Old finds Shyamalan, once again, dealing with parents and kids. Taking place at a seaside getaway straight out of The Twilight Zone, Old sees Guy and Prisca (Gael García Bernal and Vicky Krieps) watch helplessly as their children grow up before their eyes in a matter of hours. Although Shyamalan’s previous works explored what happens when someone fails in their professional or personal duties, Old looks at an impossible villain: time itself. Time isn’t a failing that can be reversed (even if the film posits a world where humans can eventually science their way out of all illness). Instead, the characters must recognize that a parent cannot always be there for their children, especially after, you know, death. Still, Shyamalan digs into another horrible fact of life: that the curse of mortality is hereditary, and there’s nothing anyone can do about it. It is when Prisca accepts the mortality of herself and her children that she can let go.

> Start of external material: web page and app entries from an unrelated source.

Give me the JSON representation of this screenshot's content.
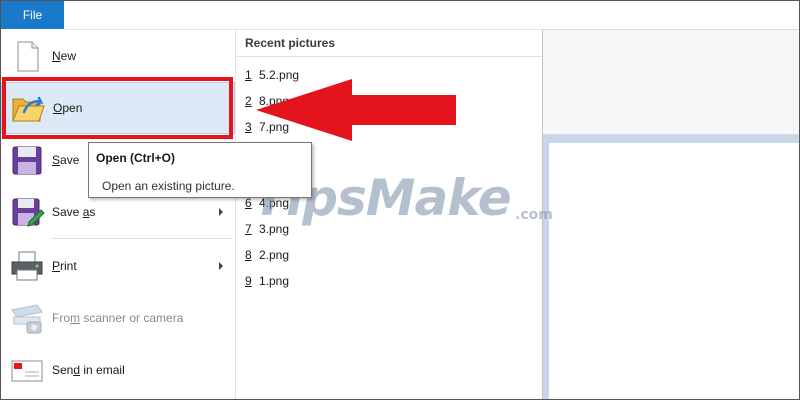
{
  "titlebar": {
    "file_tab_label": "File"
  },
  "menu": {
    "items": [
      {
        "label": "New",
        "icon": "new-document-icon",
        "has_submenu": false,
        "enabled": true
      },
      {
        "label": "Open",
        "icon": "open-folder-icon",
        "has_submenu": false,
        "enabled": true,
        "highlighted": true
      },
      {
        "label": "Save",
        "icon": "save-disk-icon",
        "has_submenu": false,
        "enabled": true
      },
      {
        "label": "Save as",
        "icon": "save-as-icon",
        "has_submenu": true,
        "enabled": true
      },
      {
        "label": "Print",
        "icon": "printer-icon",
        "has_submenu": true,
        "enabled": true
      },
      {
        "label": "From scanner or camera",
        "icon": "scanner-icon",
        "has_submenu": false,
        "enabled": false
      },
      {
        "label": "Send in email",
        "icon": "email-icon",
        "has_submenu": false,
        "enabled": true
      }
    ]
  },
  "recent": {
    "header": "Recent pictures",
    "items": [
      {
        "num": "1",
        "name": "5.2.png"
      },
      {
        "num": "2",
        "name": "8.png"
      },
      {
        "num": "3",
        "name": "7.png"
      },
      {
        "num": "6",
        "name": "4.png"
      },
      {
        "num": "7",
        "name": "3.png"
      },
      {
        "num": "8",
        "name": "2.png"
      },
      {
        "num": "9",
        "name": "1.png"
      }
    ]
  },
  "tooltip": {
    "title": "Open (Ctrl+O)",
    "description": "Open an existing picture."
  },
  "annotation": {
    "arrow_color": "#e3141c",
    "box_color": "#e3141c"
  },
  "watermark": {
    "main": "TipsMake",
    "sub": ".com"
  },
  "colors": {
    "file_tab": "#1979ca",
    "highlight": "#dceaf7"
  }
}
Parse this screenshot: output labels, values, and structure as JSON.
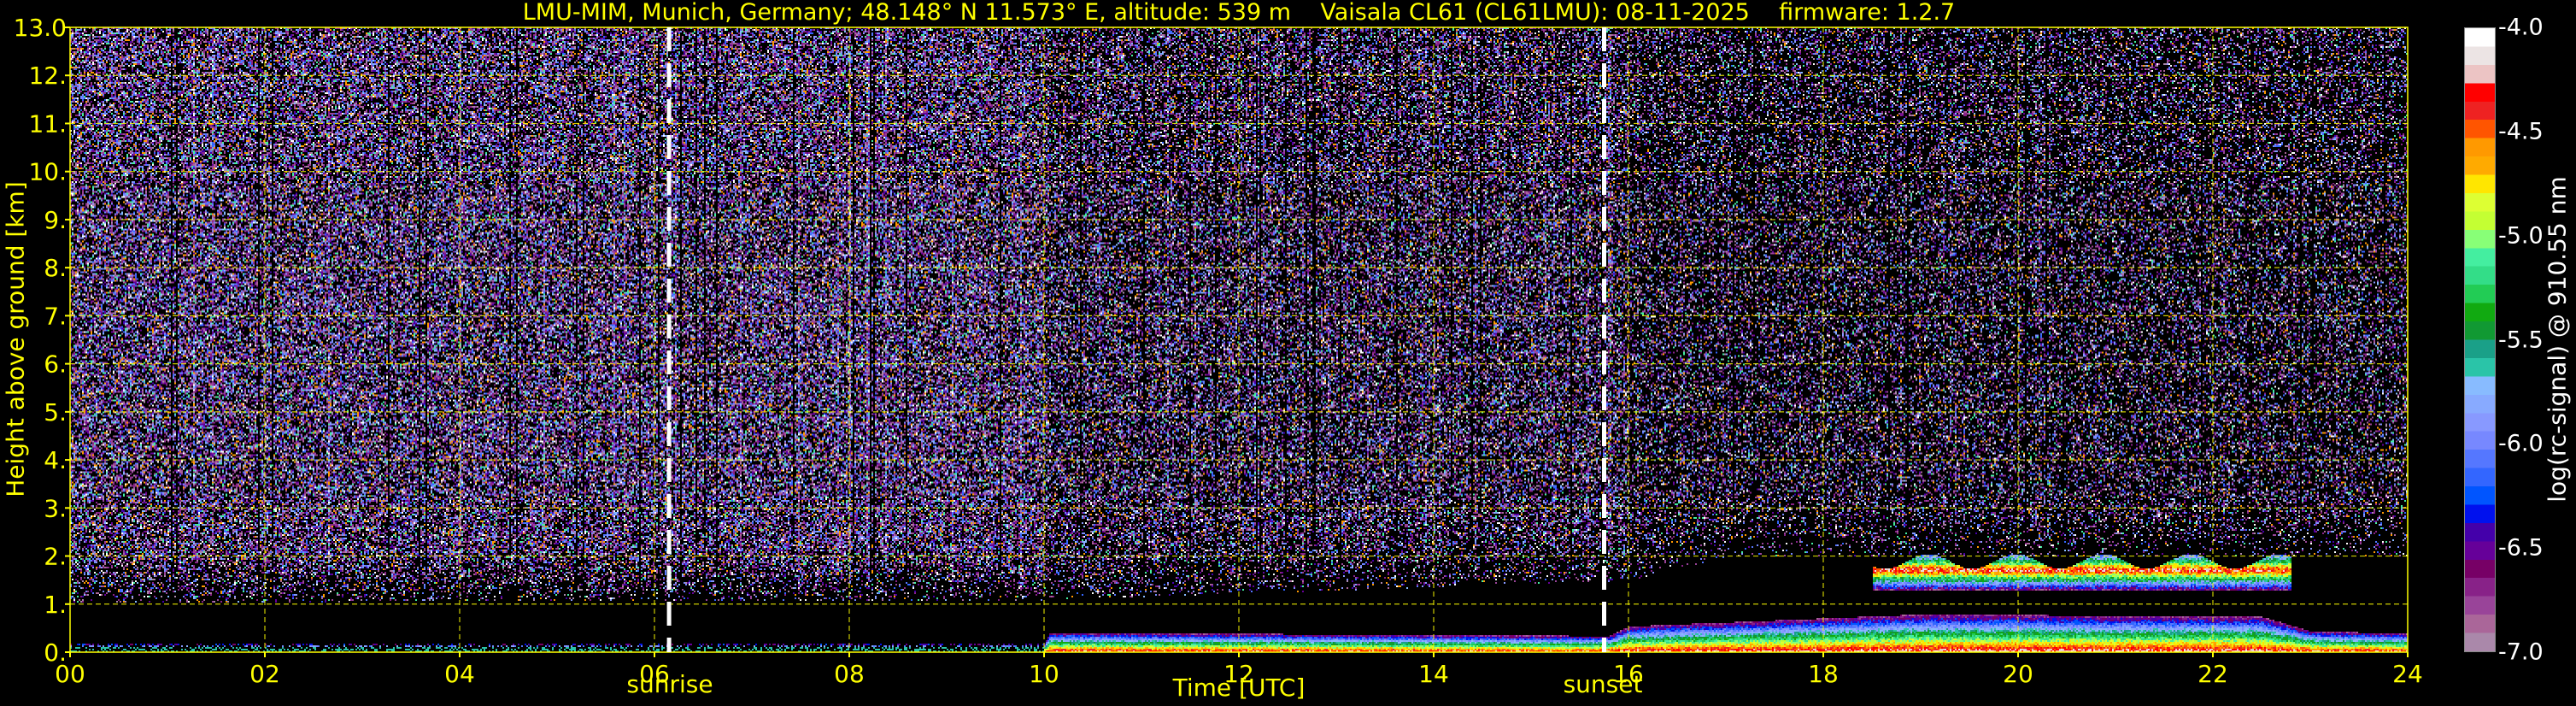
{
  "title": "LMU-MIM, Munich, Germany; 48.148° N 11.573° E, altitude: 539 m    Vaisala CL61 (CL61LMU): 08-11-2025    firmware: 1.2.7",
  "chart_data": {
    "type": "heatmap",
    "title": "LMU-MIM, Munich, Germany; 48.148° N 11.573° E, altitude: 539 m    Vaisala CL61 (CL61LMU): 08-11-2025    firmware: 1.2.7",
    "xlabel": "Time [UTC]",
    "ylabel": "Height above ground [km]",
    "xlim": [
      0,
      24
    ],
    "ylim": [
      0,
      13
    ],
    "x_ticks": [
      "00",
      "02",
      "04",
      "06",
      "08",
      "10",
      "12",
      "14",
      "16",
      "18",
      "20",
      "22",
      "24"
    ],
    "y_ticks": [
      "0.",
      "1.",
      "2.",
      "3.",
      "4.",
      "5.",
      "6.",
      "7.",
      "8.",
      "9.",
      "10.",
      "11.",
      "12.",
      "13.0"
    ],
    "grid": true,
    "events": [
      {
        "label": "sunrise",
        "time": 6.15
      },
      {
        "label": "sunset",
        "time": 15.75
      }
    ],
    "colorbar": {
      "label": "log(rc-signal) @ 910.55 nm",
      "range": [
        -7.0,
        -4.0
      ],
      "ticks": [
        "-4.0",
        "-4.5",
        "-5.0",
        "-5.5",
        "-6.0",
        "-6.5",
        "-7.0"
      ],
      "colors": [
        "#ffffff",
        "#ece4e4",
        "#ecc4c4",
        "#ff0000",
        "#ee2222",
        "#ff5500",
        "#ff9900",
        "#ffaa00",
        "#ffe600",
        "#ddff33",
        "#c4ff33",
        "#88ff77",
        "#44eea0",
        "#33dd88",
        "#22cc55",
        "#11aa11",
        "#119933",
        "#1aa088",
        "#2ac4a8",
        "#88bbff",
        "#88aaff",
        "#8899ff",
        "#7788ff",
        "#5577ff",
        "#3366ff",
        "#0055ff",
        "#0011ee",
        "#4400aa",
        "#660099",
        "#770066",
        "#882288",
        "#994499",
        "#aa6699",
        "#aa88aa"
      ]
    },
    "features": {
      "noise_floor_km": [
        [
          0,
          1.05
        ],
        [
          10,
          1.1
        ],
        [
          16,
          1.5
        ],
        [
          17,
          2.0
        ],
        [
          24,
          2.0
        ]
      ],
      "boundary_layer_top_km": [
        [
          0,
          0.2
        ],
        [
          10,
          0.2
        ],
        [
          10.05,
          0.42
        ],
        [
          15.8,
          0.35
        ],
        [
          16,
          0.55
        ],
        [
          19,
          0.8
        ],
        [
          22.5,
          0.75
        ],
        [
          23,
          0.45
        ],
        [
          24,
          0.4
        ]
      ],
      "cloud_layer_km": [
        {
          "start": 18.5,
          "end": 22.8,
          "base": 1.3,
          "top": 1.9
        }
      ]
    }
  }
}
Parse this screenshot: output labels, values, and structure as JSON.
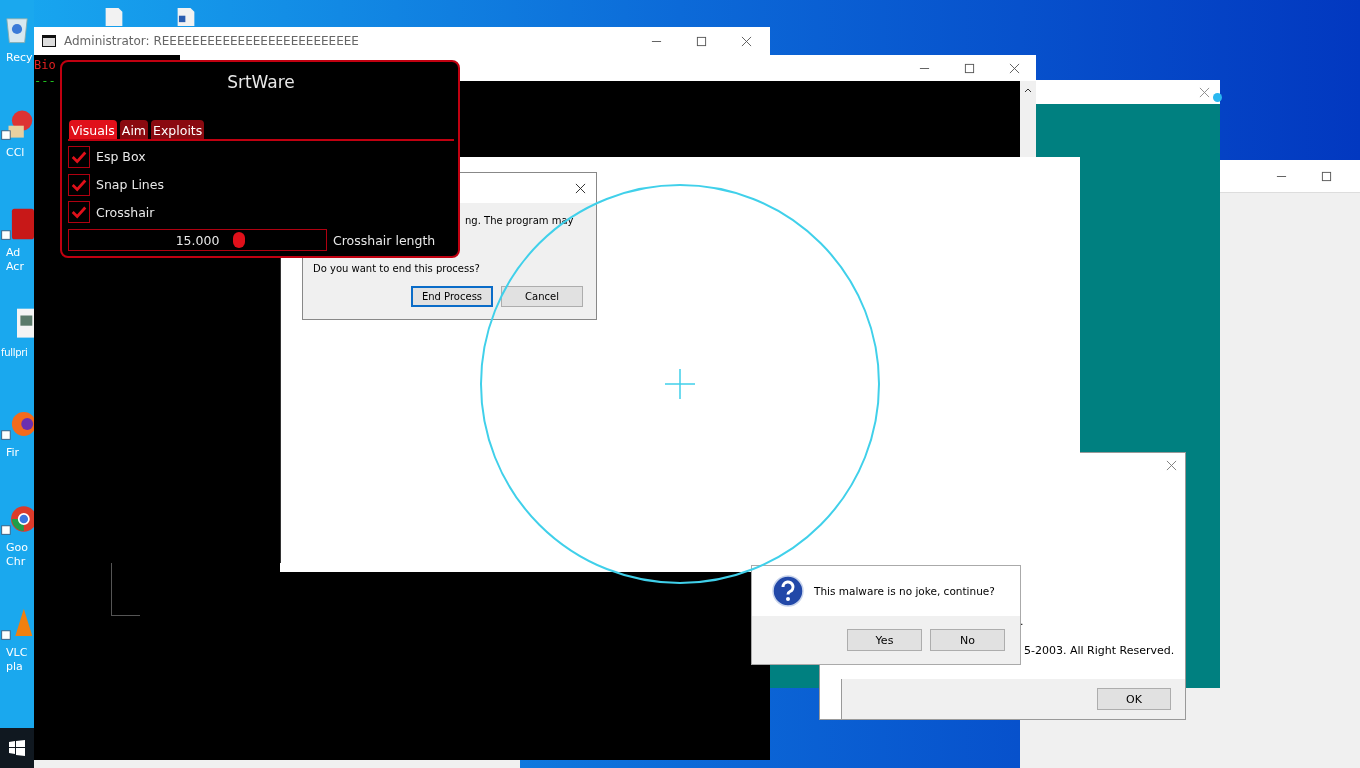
{
  "desktop_icons": [
    {
      "kind": "bin",
      "lines": [
        "Recy"
      ]
    },
    {
      "kind": "app",
      "lines": [
        "CCl"
      ]
    },
    {
      "kind": "pdf",
      "lines": [
        "Ad",
        "Acr"
      ]
    },
    {
      "kind": "image",
      "lines": [
        "fullpri"
      ]
    },
    {
      "kind": "firefox",
      "lines": [
        "Fir"
      ]
    },
    {
      "kind": "chrome",
      "lines": [
        "Goo",
        "Chr"
      ]
    },
    {
      "kind": "vlc",
      "lines": [
        "VLC",
        "pla"
      ]
    }
  ],
  "console_window": {
    "title": "Administrator:  REEEEEEEEEEEEEEEEEEEEEEEEEE",
    "lines": [
      {
        "text": "Bio",
        "color": "#e02020"
      },
      {
        "text": "---",
        "color": "#20c020"
      }
    ]
  },
  "srtware": {
    "title": "SrtWare",
    "tabs": [
      {
        "label": "Visuals",
        "selected": true
      },
      {
        "label": "Aim",
        "selected": false
      },
      {
        "label": "Exploits",
        "selected": false
      }
    ],
    "options": [
      {
        "label": "Esp Box",
        "checked": true
      },
      {
        "label": "Snap Lines",
        "checked": true
      },
      {
        "label": "Crosshair",
        "checked": true
      }
    ],
    "slider": {
      "value": "15.000",
      "level": 0.66,
      "label": "Crosshair length"
    }
  },
  "end_process_dialog": {
    "text": "ng. The program may",
    "question": "Do you want to end this process?",
    "buttons": [
      {
        "label": "End Process",
        "focused": true
      },
      {
        "label": "Cancel",
        "focused": false
      }
    ]
  },
  "message_box": {
    "text": "This malware is no joke, continue?",
    "buttons": [
      {
        "label": "Yes"
      },
      {
        "label": "No"
      }
    ]
  },
  "about_dialog": {
    "fragment": ".",
    "copyright": "5-2003. All Right Reserved.",
    "button": "OK"
  }
}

Parenting is the great anxiety that Shyamalan can’t shake. His characters’ helplessness as they watch their young grow and change in directions that they can’t control often results in their demise. In Old, there’s simply nothing they can do to slow the passage of time. It turns out that the ultimate “Shyamalan twist” is that every one of his characters will eventually die, and there’s nothing their parents can do about it. From movie to movie, Shyamalan’s parental concerns shift. One minute, he’s using children as harbingers of death, and in the next, guides to salvation. Yet he remains fixated on the limits of parenting, builds worlds where protectors are helpless and the innocent are vulnerable. For a director with a knack for supernatural frights, the everyday concerns of parenting may be the scariest of all.